TASK INSTRUCTIONS:
The records below are to be reproduced exactly, with the pictures left out.

DATA PROVIDED:

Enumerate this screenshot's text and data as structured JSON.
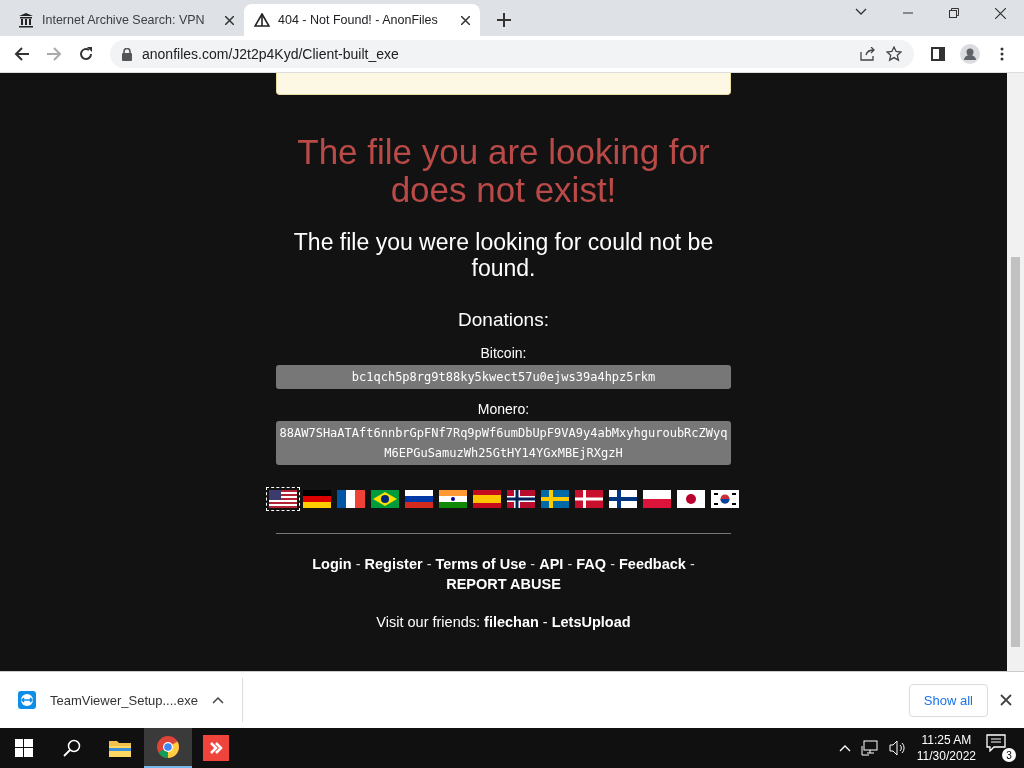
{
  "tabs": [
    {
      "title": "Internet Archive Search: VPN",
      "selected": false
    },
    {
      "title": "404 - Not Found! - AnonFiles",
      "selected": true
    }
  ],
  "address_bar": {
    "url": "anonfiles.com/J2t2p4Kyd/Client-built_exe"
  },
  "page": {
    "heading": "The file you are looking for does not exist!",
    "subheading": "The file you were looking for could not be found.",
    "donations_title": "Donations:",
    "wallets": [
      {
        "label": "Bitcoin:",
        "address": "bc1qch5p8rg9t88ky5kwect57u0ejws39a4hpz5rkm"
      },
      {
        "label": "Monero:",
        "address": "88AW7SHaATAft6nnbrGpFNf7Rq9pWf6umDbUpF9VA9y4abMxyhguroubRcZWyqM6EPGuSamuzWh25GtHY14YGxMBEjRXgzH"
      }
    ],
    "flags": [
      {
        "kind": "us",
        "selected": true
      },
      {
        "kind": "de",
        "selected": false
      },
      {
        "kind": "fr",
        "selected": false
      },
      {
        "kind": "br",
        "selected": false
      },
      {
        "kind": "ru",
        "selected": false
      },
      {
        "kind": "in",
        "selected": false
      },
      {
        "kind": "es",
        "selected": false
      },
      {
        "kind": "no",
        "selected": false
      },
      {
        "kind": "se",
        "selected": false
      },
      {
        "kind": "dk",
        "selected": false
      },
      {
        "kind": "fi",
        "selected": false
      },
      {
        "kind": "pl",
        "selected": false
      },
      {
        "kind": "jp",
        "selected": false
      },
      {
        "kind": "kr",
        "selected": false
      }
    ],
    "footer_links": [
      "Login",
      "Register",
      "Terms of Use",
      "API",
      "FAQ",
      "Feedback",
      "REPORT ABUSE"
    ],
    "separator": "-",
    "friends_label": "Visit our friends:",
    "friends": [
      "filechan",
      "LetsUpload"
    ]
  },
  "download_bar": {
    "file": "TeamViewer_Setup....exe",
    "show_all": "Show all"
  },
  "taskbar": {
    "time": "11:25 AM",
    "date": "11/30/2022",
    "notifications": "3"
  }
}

EXERCISE RESULT:
Enumerate this screenshot's text and data as structured JSON.
{
  "tabs": [
    {
      "title": "Internet Archive Search: VPN",
      "selected": false
    },
    {
      "title": "404 - Not Found! - AnonFiles",
      "selected": true
    }
  ],
  "address_bar": {
    "url": "anonfiles.com/J2t2p4Kyd/Client-built_exe"
  },
  "page": {
    "heading": "The file you are looking for does not exist!",
    "subheading": "The file you were looking for could not be found.",
    "donations_title": "Donations:",
    "wallets": [
      {
        "label": "Bitcoin:",
        "address": "bc1qch5p8rg9t88ky5kwect57u0ejws39a4hpz5rkm"
      },
      {
        "label": "Monero:",
        "address": "88AW7SHaATAft6nnbrGpFNf7Rq9pWf6umDbUpF9VA9y4abMxyhguroubRcZWyqM6EPGuSamuzWh25GtHY14YGxMBEjRXgzH"
      }
    ],
    "flags": [
      {
        "kind": "us",
        "selected": true
      },
      {
        "kind": "de",
        "selected": false
      },
      {
        "kind": "fr",
        "selected": false
      },
      {
        "kind": "br",
        "selected": false
      },
      {
        "kind": "ru",
        "selected": false
      },
      {
        "kind": "in",
        "selected": false
      },
      {
        "kind": "es",
        "selected": false
      },
      {
        "kind": "no",
        "selected": false
      },
      {
        "kind": "se",
        "selected": false
      },
      {
        "kind": "dk",
        "selected": false
      },
      {
        "kind": "fi",
        "selected": false
      },
      {
        "kind": "pl",
        "selected": false
      },
      {
        "kind": "jp",
        "selected": false
      },
      {
        "kind": "kr",
        "selected": false
      }
    ],
    "footer_links": [
      "Login",
      "Register",
      "Terms of Use",
      "API",
      "FAQ",
      "Feedback",
      "REPORT ABUSE"
    ],
    "separator": "-",
    "friends_label": "Visit our friends:",
    "friends": [
      "filechan",
      "LetsUpload"
    ]
  },
  "download_bar": {
    "file": "TeamViewer_Setup....exe",
    "show_all": "Show all"
  },
  "taskbar": {
    "time": "11:25 AM",
    "date": "11/30/2022",
    "notifications": "3"
  }
}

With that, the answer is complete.